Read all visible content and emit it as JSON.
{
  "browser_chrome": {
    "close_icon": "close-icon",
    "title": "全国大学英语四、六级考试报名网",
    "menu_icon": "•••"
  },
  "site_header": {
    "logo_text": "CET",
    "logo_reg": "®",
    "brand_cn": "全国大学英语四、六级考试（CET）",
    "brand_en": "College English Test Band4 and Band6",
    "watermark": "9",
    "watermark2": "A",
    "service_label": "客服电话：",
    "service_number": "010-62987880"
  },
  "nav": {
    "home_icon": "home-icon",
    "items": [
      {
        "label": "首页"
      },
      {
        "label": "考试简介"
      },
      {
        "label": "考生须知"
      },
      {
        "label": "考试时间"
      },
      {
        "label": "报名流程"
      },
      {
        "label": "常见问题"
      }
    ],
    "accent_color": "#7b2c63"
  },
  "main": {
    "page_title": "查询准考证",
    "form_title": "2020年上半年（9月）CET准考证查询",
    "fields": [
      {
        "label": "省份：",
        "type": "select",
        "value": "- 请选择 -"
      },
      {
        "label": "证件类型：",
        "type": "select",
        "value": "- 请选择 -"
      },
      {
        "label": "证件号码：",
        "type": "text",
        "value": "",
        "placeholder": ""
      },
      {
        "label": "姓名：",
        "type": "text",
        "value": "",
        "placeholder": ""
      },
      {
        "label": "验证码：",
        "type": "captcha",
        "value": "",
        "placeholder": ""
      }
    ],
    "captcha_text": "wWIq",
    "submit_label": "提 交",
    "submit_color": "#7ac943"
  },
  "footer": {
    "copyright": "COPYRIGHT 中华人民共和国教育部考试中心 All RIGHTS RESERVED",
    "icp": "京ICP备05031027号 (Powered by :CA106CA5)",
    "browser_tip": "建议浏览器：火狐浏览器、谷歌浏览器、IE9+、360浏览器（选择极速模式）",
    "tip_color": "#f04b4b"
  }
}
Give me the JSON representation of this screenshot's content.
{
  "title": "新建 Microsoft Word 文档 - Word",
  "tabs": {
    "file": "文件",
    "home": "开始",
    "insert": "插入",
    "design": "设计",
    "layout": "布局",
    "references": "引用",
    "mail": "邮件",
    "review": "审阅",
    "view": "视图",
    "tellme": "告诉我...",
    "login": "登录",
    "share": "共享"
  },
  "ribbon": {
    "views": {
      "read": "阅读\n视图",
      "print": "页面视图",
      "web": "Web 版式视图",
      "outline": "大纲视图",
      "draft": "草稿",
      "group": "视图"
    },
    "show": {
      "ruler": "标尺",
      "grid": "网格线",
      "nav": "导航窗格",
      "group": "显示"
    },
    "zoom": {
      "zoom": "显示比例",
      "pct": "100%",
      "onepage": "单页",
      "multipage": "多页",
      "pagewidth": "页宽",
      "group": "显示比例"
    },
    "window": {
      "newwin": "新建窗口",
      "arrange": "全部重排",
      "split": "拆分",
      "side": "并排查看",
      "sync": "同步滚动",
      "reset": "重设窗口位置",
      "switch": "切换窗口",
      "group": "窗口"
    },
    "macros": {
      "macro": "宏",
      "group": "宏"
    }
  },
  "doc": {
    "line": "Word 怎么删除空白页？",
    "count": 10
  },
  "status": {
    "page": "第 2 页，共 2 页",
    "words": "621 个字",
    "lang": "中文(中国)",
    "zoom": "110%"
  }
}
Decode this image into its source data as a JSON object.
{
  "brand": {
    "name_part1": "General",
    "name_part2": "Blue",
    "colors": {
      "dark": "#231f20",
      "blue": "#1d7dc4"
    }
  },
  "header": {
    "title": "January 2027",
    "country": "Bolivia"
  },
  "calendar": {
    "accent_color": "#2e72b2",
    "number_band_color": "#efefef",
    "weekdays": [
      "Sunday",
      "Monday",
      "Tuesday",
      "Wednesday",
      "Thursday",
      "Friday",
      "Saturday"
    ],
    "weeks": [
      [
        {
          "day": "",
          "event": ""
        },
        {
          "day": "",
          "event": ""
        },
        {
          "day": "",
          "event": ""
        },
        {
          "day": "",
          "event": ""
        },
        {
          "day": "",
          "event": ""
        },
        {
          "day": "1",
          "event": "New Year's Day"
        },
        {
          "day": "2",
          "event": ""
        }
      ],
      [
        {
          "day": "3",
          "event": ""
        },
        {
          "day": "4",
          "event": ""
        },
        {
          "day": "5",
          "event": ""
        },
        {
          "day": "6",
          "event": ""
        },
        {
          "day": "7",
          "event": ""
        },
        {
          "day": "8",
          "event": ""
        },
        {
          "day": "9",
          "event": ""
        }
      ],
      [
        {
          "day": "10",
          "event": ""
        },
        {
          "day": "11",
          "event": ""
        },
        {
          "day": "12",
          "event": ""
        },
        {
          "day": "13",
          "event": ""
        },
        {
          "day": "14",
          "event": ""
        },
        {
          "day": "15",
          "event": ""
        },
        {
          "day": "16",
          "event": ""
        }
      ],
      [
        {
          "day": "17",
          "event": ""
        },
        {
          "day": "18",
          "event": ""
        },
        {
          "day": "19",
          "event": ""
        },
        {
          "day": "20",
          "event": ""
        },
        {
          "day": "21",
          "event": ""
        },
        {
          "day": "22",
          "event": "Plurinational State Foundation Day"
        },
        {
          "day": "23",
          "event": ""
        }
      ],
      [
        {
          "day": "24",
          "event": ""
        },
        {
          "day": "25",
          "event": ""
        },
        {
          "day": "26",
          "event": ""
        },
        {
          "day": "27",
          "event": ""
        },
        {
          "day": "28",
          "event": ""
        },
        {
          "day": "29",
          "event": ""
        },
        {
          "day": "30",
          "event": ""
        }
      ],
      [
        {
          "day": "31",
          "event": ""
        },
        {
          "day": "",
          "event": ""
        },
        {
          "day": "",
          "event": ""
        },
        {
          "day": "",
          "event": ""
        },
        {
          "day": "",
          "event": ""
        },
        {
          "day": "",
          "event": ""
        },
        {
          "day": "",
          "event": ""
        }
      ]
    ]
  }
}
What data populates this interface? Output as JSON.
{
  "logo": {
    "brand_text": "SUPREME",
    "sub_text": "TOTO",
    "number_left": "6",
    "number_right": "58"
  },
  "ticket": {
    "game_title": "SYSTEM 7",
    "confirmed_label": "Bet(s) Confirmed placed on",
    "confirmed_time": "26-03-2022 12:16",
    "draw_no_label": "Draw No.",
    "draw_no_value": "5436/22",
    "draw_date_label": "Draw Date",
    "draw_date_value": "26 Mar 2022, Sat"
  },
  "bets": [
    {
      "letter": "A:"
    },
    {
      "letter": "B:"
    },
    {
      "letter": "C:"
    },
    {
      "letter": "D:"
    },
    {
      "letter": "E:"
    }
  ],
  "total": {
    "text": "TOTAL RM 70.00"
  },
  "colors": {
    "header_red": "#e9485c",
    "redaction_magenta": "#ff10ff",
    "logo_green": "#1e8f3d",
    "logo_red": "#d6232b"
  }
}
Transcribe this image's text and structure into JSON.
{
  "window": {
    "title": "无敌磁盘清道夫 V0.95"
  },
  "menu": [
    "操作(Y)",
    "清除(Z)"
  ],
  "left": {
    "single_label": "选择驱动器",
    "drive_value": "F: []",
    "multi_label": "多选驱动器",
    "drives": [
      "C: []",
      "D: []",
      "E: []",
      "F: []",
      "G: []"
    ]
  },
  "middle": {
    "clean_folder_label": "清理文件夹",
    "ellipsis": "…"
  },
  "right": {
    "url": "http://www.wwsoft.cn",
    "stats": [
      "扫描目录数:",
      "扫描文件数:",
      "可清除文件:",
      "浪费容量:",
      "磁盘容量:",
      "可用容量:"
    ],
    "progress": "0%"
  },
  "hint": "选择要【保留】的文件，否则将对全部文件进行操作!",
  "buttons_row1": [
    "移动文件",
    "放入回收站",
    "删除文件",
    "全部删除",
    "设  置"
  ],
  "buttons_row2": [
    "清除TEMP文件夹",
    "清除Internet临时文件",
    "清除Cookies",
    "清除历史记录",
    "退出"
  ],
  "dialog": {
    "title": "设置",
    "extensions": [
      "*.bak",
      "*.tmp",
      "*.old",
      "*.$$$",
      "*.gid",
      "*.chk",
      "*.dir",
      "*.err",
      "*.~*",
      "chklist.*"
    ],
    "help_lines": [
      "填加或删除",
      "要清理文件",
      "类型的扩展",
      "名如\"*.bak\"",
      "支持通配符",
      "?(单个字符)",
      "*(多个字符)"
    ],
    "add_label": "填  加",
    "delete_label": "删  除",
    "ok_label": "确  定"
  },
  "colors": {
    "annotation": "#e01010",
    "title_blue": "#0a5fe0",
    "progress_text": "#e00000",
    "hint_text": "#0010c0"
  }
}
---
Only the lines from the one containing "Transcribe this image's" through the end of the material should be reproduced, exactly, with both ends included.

Transcribe this image's text and structure into JSON.
{
  "window": {
    "title": "无敌磁盘清道夫 V0.95"
  },
  "menu": [
    "操作(Y)",
    "清除(Z)"
  ],
  "left": {
    "single_label": "选择驱动器",
    "drive_value": "F: []",
    "multi_label": "多选驱动器",
    "drives": [
      "C: []",
      "D: []",
      "E: []",
      "F: []",
      "G: []"
    ]
  },
  "middle": {
    "clean_folder_label": "清理文件夹",
    "ellipsis": "…"
  },
  "right": {
    "url": "http://www.wwsoft.cn",
    "stats": [
      "扫描目录数:",
      "扫描文件数:",
      "可清除文件:",
      "浪费容量:",
      "磁盘容量:",
      "可用容量:"
    ],
    "progress": "0%"
  },
  "hint": "选择要【保留】的文件，否则将对全部文件进行操作!",
  "buttons_row1": [
    "移动文件",
    "放入回收站",
    "删除文件",
    "全部删除",
    "设  置"
  ],
  "buttons_row2": [
    "清除TEMP文件夹",
    "清除Internet临时文件",
    "清除Cookies",
    "清除历史记录",
    "退出"
  ],
  "dialog": {
    "title": "设置",
    "extensions": [
      "*.bak",
      "*.tmp",
      "*.old",
      "*.$$$",
      "*.gid",
      "*.chk",
      "*.dir",
      "*.err",
      "*.~*",
      "chklist.*"
    ],
    "help_lines": [
      "填加或删除",
      "要清理文件",
      "类型的扩展",
      "名如\"*.bak\"",
      "支持通配符",
      "?(单个字符)",
      "*(多个字符)"
    ],
    "add_label": "填  加",
    "delete_label": "删  除",
    "ok_label": "确  定"
  },
  "colors": {
    "annotation": "#e01010",
    "title_blue": "#0a5fe0",
    "progress_text": "#e00000",
    "hint_text": "#0010c0"
  }
}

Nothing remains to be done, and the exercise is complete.